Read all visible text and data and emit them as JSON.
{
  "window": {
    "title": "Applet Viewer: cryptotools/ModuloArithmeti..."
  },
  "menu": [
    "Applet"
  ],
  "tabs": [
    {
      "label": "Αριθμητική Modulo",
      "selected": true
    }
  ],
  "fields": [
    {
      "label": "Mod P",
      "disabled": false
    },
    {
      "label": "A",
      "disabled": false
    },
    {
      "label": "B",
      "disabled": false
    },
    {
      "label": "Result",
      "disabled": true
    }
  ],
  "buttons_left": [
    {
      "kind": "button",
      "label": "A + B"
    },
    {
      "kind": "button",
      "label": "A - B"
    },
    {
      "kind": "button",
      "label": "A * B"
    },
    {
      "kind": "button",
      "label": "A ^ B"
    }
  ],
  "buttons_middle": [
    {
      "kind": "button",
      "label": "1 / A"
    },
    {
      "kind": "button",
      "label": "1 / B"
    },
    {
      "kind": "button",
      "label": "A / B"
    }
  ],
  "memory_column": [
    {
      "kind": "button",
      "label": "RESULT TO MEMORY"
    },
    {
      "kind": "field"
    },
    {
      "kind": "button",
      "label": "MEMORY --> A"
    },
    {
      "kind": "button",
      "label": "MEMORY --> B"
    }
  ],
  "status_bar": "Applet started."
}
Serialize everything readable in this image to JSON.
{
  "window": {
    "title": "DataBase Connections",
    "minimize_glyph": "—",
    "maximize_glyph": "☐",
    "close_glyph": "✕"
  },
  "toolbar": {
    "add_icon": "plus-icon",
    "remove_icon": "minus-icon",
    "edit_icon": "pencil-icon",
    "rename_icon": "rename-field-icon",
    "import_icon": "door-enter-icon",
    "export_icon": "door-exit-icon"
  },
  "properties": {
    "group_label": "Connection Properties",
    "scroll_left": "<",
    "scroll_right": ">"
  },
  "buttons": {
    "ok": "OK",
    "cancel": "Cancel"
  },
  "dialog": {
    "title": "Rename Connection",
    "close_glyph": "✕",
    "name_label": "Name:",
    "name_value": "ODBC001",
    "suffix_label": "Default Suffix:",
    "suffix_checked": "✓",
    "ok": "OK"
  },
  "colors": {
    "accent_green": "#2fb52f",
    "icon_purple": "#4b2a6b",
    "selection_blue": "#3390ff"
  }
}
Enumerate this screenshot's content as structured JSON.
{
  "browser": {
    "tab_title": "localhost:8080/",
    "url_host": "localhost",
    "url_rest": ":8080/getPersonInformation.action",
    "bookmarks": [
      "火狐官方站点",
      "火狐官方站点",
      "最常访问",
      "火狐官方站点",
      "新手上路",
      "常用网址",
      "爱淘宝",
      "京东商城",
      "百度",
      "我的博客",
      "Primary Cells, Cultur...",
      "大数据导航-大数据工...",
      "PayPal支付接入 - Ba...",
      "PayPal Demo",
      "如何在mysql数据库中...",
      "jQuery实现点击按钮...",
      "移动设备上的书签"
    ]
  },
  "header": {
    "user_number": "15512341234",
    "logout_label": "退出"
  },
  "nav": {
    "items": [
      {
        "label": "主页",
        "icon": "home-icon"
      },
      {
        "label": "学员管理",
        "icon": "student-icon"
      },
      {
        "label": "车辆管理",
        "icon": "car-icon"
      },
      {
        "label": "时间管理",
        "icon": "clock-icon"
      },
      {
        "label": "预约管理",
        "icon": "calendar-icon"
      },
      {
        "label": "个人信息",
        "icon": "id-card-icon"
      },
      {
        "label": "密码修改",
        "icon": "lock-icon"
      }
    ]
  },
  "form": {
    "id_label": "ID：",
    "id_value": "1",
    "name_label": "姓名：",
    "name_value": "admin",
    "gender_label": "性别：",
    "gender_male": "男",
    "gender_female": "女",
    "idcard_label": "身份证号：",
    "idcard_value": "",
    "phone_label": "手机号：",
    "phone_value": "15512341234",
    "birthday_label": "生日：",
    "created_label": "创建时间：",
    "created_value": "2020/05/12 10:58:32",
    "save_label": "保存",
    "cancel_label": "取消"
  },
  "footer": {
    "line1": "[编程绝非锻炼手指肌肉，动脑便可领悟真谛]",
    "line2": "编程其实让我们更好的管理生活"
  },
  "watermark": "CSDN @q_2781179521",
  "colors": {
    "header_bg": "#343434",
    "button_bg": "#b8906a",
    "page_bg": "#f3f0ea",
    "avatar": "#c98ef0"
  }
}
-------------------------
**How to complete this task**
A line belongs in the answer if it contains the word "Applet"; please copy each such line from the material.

**Solution to the problem**
    "title": "Applet Viewer: cryptotools/ModuloArithmeti..."
    "Applet"
  "status_bar": "Applet started."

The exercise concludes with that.